Residents in Community Board 14 are worried that congestion pricing may have an unwanted ripple effect in their neighborhoods. Community members are worried that “park and ride” commuters may gobble up valuable parking spots. The fear is that drivers will ditch their cars in Brooklyn and then taking public transportation into Manhattan in order to avoid the proposed $8 congestion fee. The issue is set to be discussed at an upcoming Transportation Committee meeting, scheduled for 7 p.m. on January 10 at the Community Board 14 offices at 810 East 16th Street. The city appears to be taking steps to mitigate this potential problem. The Department of Transportation is reportedly considering residential parking permits in certain neighborhoods to tackle this very issue. Such a system would give residents the “right” to park in their own neighborhoods—but keep all others out. But Community Board 14 worries they have been excluded from the plan. “Residents of our community have expressed concern that if residential parking permits are created for Brownstone Brooklyn neighborhoods, it will simply shift the focus of that parking out to our community,” said chairman Alvin Berk at the December 17 meeting of Community Board 14, held at P.S. 249 at Caton Avenue and Marlborough Road. Berk described an “informal agreement” between City Hall and Park Slope, Prospect Heights and Brooklyn Heights. He said that if a permit system is implemented in those neighborhoods, residents fear “park and ride” commuters will simply move over to Community Board 14, which includes Flatbush, Midwood and Kensington. “Residents in our community will have to compete for spaces,” Berk said. “The other concern that has been brought to our attention is that the Mayor’s original congestion pricing proposal did not lay out much in the way of improved mass transit,” Alvin Berk said, speaking after the meeting. “I feel the plan has too much stick and not enough carrot,” Berk added. Community Board 14 is yet to establish a formal position on Mayor Bloomberg’s congestion pricing plan.
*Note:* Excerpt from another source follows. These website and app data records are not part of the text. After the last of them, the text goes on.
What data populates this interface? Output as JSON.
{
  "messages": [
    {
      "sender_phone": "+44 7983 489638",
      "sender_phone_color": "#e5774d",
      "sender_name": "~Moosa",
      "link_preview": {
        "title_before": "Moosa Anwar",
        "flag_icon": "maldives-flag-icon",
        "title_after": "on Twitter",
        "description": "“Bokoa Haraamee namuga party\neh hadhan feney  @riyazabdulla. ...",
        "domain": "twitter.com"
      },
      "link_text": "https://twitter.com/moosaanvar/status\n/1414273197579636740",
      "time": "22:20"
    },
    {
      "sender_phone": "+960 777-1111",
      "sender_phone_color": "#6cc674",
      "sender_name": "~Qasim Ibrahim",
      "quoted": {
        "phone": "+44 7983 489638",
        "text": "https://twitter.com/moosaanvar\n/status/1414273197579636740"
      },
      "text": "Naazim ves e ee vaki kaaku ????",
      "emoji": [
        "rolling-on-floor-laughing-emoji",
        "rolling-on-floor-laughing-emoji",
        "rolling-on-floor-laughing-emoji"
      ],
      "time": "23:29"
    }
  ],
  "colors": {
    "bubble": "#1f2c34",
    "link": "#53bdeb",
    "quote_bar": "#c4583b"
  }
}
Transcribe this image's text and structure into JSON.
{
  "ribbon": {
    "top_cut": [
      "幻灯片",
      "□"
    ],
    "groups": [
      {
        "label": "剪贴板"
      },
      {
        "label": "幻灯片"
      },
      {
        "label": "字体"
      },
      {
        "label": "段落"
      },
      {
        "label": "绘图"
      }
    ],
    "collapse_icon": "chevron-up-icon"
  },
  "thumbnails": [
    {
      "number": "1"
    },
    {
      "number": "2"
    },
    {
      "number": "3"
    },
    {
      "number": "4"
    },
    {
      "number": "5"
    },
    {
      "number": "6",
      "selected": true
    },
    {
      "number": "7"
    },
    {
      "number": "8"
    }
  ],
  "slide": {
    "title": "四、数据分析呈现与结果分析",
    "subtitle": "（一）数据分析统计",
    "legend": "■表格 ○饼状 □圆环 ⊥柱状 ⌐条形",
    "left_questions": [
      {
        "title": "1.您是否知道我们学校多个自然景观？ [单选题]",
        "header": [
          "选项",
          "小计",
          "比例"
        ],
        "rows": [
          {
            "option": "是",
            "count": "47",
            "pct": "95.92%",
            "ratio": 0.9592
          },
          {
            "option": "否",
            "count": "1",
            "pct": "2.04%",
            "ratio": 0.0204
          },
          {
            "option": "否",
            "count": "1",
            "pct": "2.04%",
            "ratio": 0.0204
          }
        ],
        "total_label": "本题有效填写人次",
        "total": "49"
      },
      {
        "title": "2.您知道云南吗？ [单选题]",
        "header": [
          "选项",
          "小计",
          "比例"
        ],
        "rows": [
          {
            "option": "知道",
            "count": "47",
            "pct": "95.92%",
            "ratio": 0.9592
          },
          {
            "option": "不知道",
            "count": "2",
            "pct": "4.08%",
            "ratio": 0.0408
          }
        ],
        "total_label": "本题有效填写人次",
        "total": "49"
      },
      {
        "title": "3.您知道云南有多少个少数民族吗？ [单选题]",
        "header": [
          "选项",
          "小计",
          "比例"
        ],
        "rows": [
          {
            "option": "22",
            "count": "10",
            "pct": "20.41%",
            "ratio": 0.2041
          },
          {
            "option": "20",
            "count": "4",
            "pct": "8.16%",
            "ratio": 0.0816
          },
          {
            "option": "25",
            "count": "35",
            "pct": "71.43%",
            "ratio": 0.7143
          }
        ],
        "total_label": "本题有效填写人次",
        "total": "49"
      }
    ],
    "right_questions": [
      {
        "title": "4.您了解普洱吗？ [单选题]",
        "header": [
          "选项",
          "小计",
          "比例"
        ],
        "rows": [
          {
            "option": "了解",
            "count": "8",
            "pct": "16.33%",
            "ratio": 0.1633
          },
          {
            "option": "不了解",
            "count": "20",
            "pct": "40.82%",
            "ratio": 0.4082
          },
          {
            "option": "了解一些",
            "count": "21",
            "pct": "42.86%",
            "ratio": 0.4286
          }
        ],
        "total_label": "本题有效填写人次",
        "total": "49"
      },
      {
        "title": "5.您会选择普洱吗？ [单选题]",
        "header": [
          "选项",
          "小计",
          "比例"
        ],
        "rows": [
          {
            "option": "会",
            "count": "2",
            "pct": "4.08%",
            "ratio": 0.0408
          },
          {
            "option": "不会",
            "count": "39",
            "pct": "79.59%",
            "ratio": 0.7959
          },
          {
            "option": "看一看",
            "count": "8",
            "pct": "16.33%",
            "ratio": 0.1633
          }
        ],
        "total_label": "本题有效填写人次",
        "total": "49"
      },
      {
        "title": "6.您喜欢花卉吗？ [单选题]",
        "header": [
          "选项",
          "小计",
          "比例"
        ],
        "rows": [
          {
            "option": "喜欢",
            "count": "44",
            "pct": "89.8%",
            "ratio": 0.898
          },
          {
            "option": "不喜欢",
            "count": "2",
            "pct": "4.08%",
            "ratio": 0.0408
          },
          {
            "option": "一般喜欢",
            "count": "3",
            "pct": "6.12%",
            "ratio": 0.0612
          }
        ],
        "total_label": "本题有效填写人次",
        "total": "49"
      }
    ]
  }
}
The dialogue on January 10 is the first step towards that goal. The Transportation Committee will report back to the full board, possibly for a vote. “I’m sure it will be a healthy discussion,” said CB 14 district manager Doris Ortiz. “We are vigorously pursuing this issue,” she said. In April Mayor Bloomberg unveiled his plan to charge drivers $8 to enter the busiest part of Manhattan. The proposed fee is one component of a plan to improve the city’s environmental future. Mayor Bloomberg and the state legislature have set up a commission to examine congestion pricing and other options. The commission has until end of January to recommend a plan, which will then go before state lawmakers and city council. The CB 14 meeting on January 10 will also discuss a large new retail complex at Flatbush Avenue. Representatives from Target and Triangle Equities are expected to be in attendance. Residents may learn which new stores are coming to the shopping center. Community Board 14 was recently told by Target that they plan to open their new store in March 2008.